▶ **Problem requirements**:
Bring together copies of the lines in the data below that contain the word "services".

App and web page records

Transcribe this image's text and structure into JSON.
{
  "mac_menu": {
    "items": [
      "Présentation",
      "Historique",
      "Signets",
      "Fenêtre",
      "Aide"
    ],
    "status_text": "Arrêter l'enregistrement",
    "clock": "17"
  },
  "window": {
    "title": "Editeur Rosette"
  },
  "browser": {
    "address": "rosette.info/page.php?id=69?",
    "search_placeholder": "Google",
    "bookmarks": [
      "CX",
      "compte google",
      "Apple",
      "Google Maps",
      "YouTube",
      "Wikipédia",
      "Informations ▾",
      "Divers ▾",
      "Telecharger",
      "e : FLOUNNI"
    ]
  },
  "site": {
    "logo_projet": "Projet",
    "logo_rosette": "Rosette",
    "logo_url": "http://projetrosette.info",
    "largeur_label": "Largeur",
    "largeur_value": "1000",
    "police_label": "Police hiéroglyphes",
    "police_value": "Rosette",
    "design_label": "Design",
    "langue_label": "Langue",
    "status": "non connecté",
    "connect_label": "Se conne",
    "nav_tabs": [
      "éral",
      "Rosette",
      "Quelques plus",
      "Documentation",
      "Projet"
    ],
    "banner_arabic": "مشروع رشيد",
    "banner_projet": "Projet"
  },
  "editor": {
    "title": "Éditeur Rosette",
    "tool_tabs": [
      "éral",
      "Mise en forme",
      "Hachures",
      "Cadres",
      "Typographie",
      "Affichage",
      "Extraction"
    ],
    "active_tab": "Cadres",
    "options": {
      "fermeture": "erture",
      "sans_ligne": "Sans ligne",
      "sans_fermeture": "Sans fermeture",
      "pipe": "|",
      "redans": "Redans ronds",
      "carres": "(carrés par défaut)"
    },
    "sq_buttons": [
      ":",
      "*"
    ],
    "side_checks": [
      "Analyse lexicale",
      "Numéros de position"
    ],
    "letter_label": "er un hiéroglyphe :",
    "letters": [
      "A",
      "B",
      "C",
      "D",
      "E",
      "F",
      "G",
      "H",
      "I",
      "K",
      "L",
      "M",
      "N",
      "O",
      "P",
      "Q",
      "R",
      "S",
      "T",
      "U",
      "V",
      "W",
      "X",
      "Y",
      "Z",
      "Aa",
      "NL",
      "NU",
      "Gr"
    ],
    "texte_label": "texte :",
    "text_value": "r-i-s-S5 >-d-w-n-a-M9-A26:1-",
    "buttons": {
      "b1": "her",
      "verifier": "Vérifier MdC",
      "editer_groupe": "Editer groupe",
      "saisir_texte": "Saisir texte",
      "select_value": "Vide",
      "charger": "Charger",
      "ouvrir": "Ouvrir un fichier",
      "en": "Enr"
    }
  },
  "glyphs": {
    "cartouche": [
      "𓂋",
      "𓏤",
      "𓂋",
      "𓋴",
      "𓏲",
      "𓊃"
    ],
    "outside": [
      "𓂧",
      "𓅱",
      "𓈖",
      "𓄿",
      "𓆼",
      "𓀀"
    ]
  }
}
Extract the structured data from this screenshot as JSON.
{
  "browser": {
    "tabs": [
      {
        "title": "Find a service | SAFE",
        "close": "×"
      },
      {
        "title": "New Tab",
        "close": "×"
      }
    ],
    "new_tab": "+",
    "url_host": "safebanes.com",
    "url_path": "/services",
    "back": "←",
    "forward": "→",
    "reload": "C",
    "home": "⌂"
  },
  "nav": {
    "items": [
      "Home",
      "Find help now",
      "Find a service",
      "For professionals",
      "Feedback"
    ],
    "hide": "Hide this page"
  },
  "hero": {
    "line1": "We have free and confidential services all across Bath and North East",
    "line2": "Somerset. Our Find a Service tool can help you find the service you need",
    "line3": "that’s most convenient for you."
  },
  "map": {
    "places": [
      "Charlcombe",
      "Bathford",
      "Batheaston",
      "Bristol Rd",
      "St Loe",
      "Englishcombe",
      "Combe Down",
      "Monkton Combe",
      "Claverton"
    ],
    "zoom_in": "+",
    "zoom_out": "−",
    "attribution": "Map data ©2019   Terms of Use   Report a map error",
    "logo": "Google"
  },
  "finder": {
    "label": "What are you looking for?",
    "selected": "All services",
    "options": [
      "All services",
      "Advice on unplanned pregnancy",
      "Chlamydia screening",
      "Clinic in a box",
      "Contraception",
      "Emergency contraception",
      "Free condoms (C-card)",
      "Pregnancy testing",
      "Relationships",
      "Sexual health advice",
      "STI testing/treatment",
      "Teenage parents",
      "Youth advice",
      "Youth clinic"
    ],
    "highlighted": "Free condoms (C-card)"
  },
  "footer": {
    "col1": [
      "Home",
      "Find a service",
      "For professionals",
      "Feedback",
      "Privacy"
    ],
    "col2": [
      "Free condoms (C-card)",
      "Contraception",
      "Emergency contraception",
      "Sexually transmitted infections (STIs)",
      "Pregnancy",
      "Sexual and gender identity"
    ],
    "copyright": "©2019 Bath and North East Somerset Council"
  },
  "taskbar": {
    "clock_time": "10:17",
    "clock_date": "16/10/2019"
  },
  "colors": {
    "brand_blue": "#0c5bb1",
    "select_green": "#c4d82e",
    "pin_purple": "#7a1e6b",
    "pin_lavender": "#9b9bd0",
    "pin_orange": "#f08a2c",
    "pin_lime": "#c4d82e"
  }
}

▶ **Exercise output**:
    "url_path": "/services",
    "line1": "We have free and confidential services all across Bath and North East",
    "selected": "All services",
      "All services",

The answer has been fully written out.